EXTRACTED MATERIAL Block Start

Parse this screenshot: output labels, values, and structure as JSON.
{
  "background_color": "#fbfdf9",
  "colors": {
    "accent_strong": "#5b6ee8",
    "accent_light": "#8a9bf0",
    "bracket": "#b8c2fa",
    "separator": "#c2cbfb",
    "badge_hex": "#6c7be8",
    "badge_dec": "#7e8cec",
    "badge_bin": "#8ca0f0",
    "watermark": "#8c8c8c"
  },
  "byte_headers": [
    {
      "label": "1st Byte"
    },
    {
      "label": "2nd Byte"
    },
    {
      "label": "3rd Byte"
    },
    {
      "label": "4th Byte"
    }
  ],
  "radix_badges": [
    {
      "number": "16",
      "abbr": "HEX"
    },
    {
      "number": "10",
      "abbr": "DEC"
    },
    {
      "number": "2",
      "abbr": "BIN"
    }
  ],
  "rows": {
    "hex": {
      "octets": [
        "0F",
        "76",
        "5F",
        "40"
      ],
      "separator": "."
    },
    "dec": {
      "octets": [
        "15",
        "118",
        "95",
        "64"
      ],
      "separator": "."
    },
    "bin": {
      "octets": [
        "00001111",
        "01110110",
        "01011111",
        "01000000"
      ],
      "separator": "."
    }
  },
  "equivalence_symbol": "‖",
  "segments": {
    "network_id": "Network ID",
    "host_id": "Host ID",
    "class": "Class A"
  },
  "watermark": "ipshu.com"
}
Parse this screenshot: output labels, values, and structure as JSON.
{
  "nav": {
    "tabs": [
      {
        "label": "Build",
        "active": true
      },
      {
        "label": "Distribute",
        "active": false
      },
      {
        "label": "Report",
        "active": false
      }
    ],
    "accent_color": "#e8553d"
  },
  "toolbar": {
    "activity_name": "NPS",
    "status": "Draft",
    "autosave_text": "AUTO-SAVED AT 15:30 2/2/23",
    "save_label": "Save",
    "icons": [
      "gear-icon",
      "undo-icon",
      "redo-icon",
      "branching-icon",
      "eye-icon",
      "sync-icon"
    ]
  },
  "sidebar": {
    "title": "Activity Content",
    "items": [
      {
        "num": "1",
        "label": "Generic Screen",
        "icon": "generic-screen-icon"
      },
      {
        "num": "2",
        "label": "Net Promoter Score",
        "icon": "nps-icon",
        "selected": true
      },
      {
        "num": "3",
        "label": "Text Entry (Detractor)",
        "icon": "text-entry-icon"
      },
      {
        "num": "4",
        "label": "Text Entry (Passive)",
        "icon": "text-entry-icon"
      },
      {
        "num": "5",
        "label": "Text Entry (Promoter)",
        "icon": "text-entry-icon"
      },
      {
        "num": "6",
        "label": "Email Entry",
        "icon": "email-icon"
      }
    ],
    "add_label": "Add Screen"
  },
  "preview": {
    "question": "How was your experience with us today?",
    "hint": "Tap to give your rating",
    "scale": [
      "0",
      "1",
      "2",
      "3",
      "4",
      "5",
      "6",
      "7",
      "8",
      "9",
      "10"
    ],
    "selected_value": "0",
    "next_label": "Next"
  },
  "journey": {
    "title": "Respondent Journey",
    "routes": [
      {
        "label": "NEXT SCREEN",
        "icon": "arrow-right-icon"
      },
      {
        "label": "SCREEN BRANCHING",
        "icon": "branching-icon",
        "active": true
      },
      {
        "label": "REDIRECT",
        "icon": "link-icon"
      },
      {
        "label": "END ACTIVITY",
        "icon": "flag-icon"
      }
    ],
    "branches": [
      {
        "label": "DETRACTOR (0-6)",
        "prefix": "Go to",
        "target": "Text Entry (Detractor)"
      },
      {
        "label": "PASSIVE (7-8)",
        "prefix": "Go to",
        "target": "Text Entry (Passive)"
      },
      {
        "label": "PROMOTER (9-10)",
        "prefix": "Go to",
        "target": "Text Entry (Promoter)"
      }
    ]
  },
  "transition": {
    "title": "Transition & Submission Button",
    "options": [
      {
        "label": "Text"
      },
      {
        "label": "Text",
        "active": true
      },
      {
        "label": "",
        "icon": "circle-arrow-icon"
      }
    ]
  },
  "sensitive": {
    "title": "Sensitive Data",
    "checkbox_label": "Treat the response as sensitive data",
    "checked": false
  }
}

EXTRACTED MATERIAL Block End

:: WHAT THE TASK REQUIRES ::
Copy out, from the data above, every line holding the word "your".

:: SOLUTION TO THIS TASK ::
    "question": "How was your experience with us today?",
    "hint": "Tap to give your rating",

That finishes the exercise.